AFA “look at me, I’m a badass” comments, folks completely overlook the fact that it’s FUN. The (properly managed) sound is exciting, the power to weight ratio is great, the maneuverability is an order of magnitude over cars, a larger number of folks ride because it’s enjoyable. You’re real beef is with a small number of riders, in a small number of areas.
Bikes don’t come that way from the factory (but you already knew that). Call the supervisor and work your way up the ladder until you find someone who will listen. It’s a judgment call no doubt, but anyone who can’t recognize loud shouldn’t be a cop.
I never claimed that to be true, I just said that is how the police brushed off the complaint. Their rationale is that they can’t just use a decibel meter and ticket loud bikes, as they can’t be sure they aren’t just stock bikes that were manufactured before stricter noise standards.
I agree that my beef is with a small number of riders.
You can’t justify the obnoxious noise by saying it’s fun. If I think it’s fun to play loud music at 6am, I’m still a prick for doing it.
The officer I spoke to is also chief of police here(I live in a very small town). I suppose I could have gone over his head to the town council, but it’s not in my best interests to make trouble with small town police.
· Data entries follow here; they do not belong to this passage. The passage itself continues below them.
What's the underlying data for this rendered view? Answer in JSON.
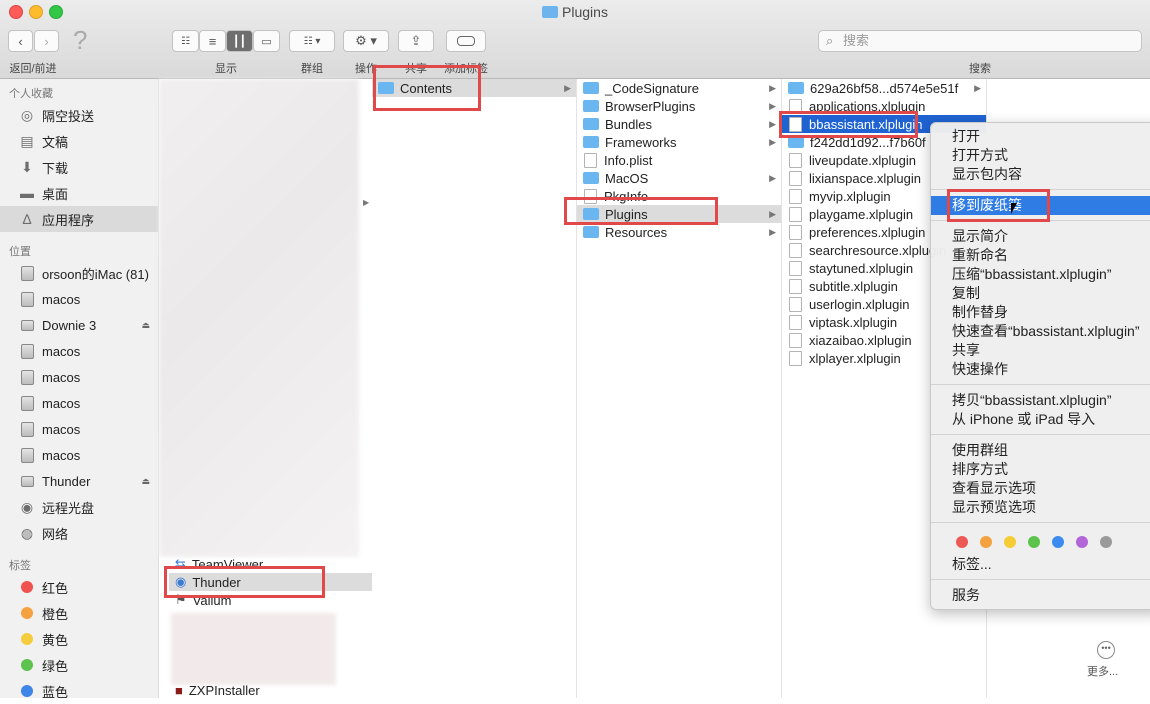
{
  "window": {
    "title": "Plugins"
  },
  "toolbar": {
    "nav_label": "返回/前进",
    "view_label": "显示",
    "group_label": "群组",
    "action_label": "操作",
    "share_label": "共享",
    "tags_label": "添加标签",
    "search_label": "搜索",
    "search_placeholder": "搜索"
  },
  "sidebar": {
    "favorites_header": "个人收藏",
    "favorites": [
      {
        "label": "隔空投送",
        "icon": "airdrop-icon"
      },
      {
        "label": "文稿",
        "icon": "documents-icon"
      },
      {
        "label": "下载",
        "icon": "downloads-icon"
      },
      {
        "label": "桌面",
        "icon": "desktop-icon"
      },
      {
        "label": "应用程序",
        "icon": "applications-icon"
      }
    ],
    "locations_header": "位置",
    "locations": [
      {
        "label": "orsoon的iMac (81)",
        "icon": "imac-icon"
      },
      {
        "label": "macos",
        "icon": "disk-icon"
      },
      {
        "label": "Downie 3",
        "icon": "drive-icon"
      },
      {
        "label": "macos",
        "icon": "disk-icon"
      },
      {
        "label": "macos",
        "icon": "disk-icon"
      },
      {
        "label": "macos",
        "icon": "disk-icon"
      },
      {
        "label": "macos",
        "icon": "disk-icon"
      },
      {
        "label": "macos",
        "icon": "disk-icon"
      },
      {
        "label": "Thunder",
        "icon": "drive-icon"
      },
      {
        "label": "远程光盘",
        "icon": "remote-disc-icon"
      },
      {
        "label": "网络",
        "icon": "network-icon"
      }
    ],
    "tags_header": "标签",
    "tags": [
      {
        "label": "红色",
        "color": "#f0534f"
      },
      {
        "label": "橙色",
        "color": "#f5a142"
      },
      {
        "label": "黄色",
        "color": "#f5cd3c"
      },
      {
        "label": "绿色",
        "color": "#5dc24f"
      },
      {
        "label": "蓝色",
        "color": "#3e86e8"
      }
    ]
  },
  "column1": {
    "items": [
      "TeamViewer",
      "Thunder",
      "Valium",
      "ZXPInstaller"
    ]
  },
  "column2": {
    "items": [
      "Contents"
    ]
  },
  "column3": {
    "items": [
      "_CodeSignature",
      "BrowserPlugins",
      "Bundles",
      "Frameworks",
      "Info.plist",
      "MacOS",
      "PkgInfo",
      "Plugins",
      "Resources"
    ]
  },
  "column4": {
    "items": [
      "629a26bf58...d574e5e51f",
      "applications.xlplugin",
      "bbassistant.xlplugin",
      "f242dd1d92...f7b60f",
      "liveupdate.xlplugin",
      "lixianspace.xlplugin",
      "myvip.xlplugin",
      "playgame.xlplugin",
      "preferences.xlplugin",
      "searchresource.xlplugin",
      "staytuned.xlplugin",
      "subtitle.xlplugin",
      "userlogin.xlplugin",
      "viptask.xlplugin",
      "xiazaibao.xlplugin",
      "xlplayer.xlplugin"
    ]
  },
  "context_menu": {
    "items": [
      "打开",
      "打开方式",
      "显示包内容",
      "移到废纸篓",
      "显示简介",
      "重新命名",
      "压缩“bbassistant.xlplugin”",
      "复制",
      "制作替身",
      "快速查看“bbassistant.xlplugin”",
      "共享",
      "快速操作",
      "拷贝“bbassistant.xlplugin”",
      "从 iPhone 或 iPad 导入",
      "使用群组",
      "排序方式",
      "查看显示选项",
      "显示预览选项",
      "标签...",
      "服务"
    ],
    "tag_colors": [
      "#ed5a55",
      "#f4a23f",
      "#f6cc36",
      "#5cc44c",
      "#3c8cf0",
      "#b266d8",
      "#9a9a9a"
    ]
  },
  "preview": {
    "more_label": "更多..."
  }
}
All factory bikes are sold with original equipment that will keep sound below a certain decibel.
Harley-Davidsons come from the factory sounding “normal” and quiet. However, they sell their Scream’n Eagle line of accessories with the statement “For race purposes only, not for use on the street” (or some such). However, they don’t hesitate to sell those “race” parts to someone putting them onto a street bike.
I don’t mind the sound of a performance exhaust on a vehicle (in fact, I love it). What I do hate are the completely unmuffled (or barely muffled) exhausts that a lot of riders use that create audible pain, versus mechanical music.
I really, really wish there were a way to combat all the noise pollution I’ll be dealing with here in NH for the next 5 months.
Off road parts are also categorized that way to reduce the hoops the manufacturer has to jump through to produce a part. Making an emissions part (e.g. Muffler) 50 state (or even 49 state) legal is a VERY expensive process.